Picture Above: Coach Emily Nett of Adrian College gives last minute instruction to team captain, Emily Pobuda, 19, of Clarkston at an Intercollegiate Horse Show.
By Sharon Green, courtesy of the Oakland Press
ADRIAN, Mich.—The search is on. Many of the college equestrian team coaching staff are on the road recruiting freshmen riders for their teams. With college doors now open for fall, finding students that are committed to a college equestrian varsity sport program can be a challenge.
“This is my fourth year coaching,” said Emily Nett of Adrian College. “Like any sport or activity in college, riding helps students continue their passion for riding and competing. Riding at Adrian College is much more intense than high school.”
Nett travels across Michigan, Ohio and Indiana to horse shows on weekends to talk with high school riders, particularly seniors for her program.
Competitive teams belong to the Intercollegiate Horse Show Association (IHSA) that was established in 1967 at the Faileigh Dickinson University in New Jersey. The program has grown to include 37 regions and 8 zones with close to 400 colleges across 45 states including Michigan and represents more than 9000 riders. It was founded on the principle that students, regardless of their riding ability or financial status, can participate.
“I strive to maintain a small team as this gives our riders more attention from our instructors, more focus and time in the saddle and allows them to compete more,” explained Nett. “As a varsity sport, it allows the riders to have full benefits of the Athletic Department.”
Riders, like Emily Pobuda, 19, of Clarkston, do not ride their own personal horse or use personal tack for the competition. Instead, they are introduced to a horse provided by the host college just prior to the event, leaving no time to practice and little time to form a bond with their mount.
Pobuda, who is studying business and political science, has been named Captain of the Hunt Seat Team at Adrian. She chose Adrian’s program because she wanted to attend a small, private school that would allow her to further her riding experience with a competitive edge at the college level.
“I looked at several schools in state and out of state and finally chose Adrian College,” explained Pobuda. “Their team was small but growing and I saw potential growth for me as a rider.” She believes that equestrian team sports are a good way of transferring one’s extra energy into something productive. “It is also a chance to make a bond with a horse you have never ridden before around a course you have never jumped before and where you have to earn each others respect quickly.”
Pobuda believes that the leadership skills she has developed will help her communicate better with others and also will make her a more well-rounded person. “I have found that combining your efforts with a 1200 pound animal is a great confidence builder.”
The program at U of M was formed in 1992. “This is my 15th year being coach,” said Jennifer Blades. “Our team consists of 50 to 60 members.” The students practice one or two times a week and many squeeze in a weekly lesson. “It’s not a big time commitment. Students need the riding to keep themselves sane.” U of M continues to finish in the top schools winning region competitions. “We welcome all levels of riding from walk-trot through open,” explained Blades. “Most of the people on the team build life-long close friendships.

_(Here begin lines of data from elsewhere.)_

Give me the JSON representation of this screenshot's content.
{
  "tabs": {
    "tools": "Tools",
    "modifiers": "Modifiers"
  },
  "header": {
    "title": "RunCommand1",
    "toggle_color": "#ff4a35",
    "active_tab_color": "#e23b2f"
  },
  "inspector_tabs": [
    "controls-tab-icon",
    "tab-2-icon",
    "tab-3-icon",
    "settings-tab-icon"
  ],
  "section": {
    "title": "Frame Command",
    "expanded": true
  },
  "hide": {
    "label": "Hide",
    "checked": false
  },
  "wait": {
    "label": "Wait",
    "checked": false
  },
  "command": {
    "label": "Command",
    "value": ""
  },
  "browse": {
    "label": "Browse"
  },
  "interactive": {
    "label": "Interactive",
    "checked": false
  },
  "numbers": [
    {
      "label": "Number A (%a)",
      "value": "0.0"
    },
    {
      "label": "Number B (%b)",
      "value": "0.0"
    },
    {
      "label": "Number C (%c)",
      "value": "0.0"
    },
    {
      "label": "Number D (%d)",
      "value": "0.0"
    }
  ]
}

The Equestrian Club at Oakland University has qualified for the IHSA National Championships on several occasions. “Given the historic equine history of OU’s founder, Matilda Dodge, it only makes sense that there is an equestrian team at this school,” said Coach Christopher Ewing. “Each year we are proud to have riders of all levels consistently place high in ribbons.” The OU team trains at the Berwyck Saddle Club in Milford.
South Eastern Michigan college level equestrian sport programs include the following:
Adrian College – Emily Nett, 586-246-9662, email@example.com
Albion College – Randi Gardner, firstname.lastname@example.org
MSU—Leesa Massman, Kwaite@msu.edu
Oakland University – Christopher Ewing, 248-470-4882, www.ouequestrian.com
U of M—Jennifer Blades, 313-938-9221, email@example.com
Other schools in Michigan that promote equestrian sports include Alma College, Calvin College, Central Michigan University, Ferris State University, Grand Valley University, Hillsdale College and Western Michigan University.
“Balancing practice, long weekend meets and school work is part of the challenge of being on the team,” added Pobuda. “I know I can use the skills I have developed in the future and be able to look back and say, “I learned that from the Equestrian Team.”
FYI – For more information, visit the Intercollegiate Horse Show Association at www.Ihsainc.com
Send horse or farm information, events or comments to firstname.lastname@example.org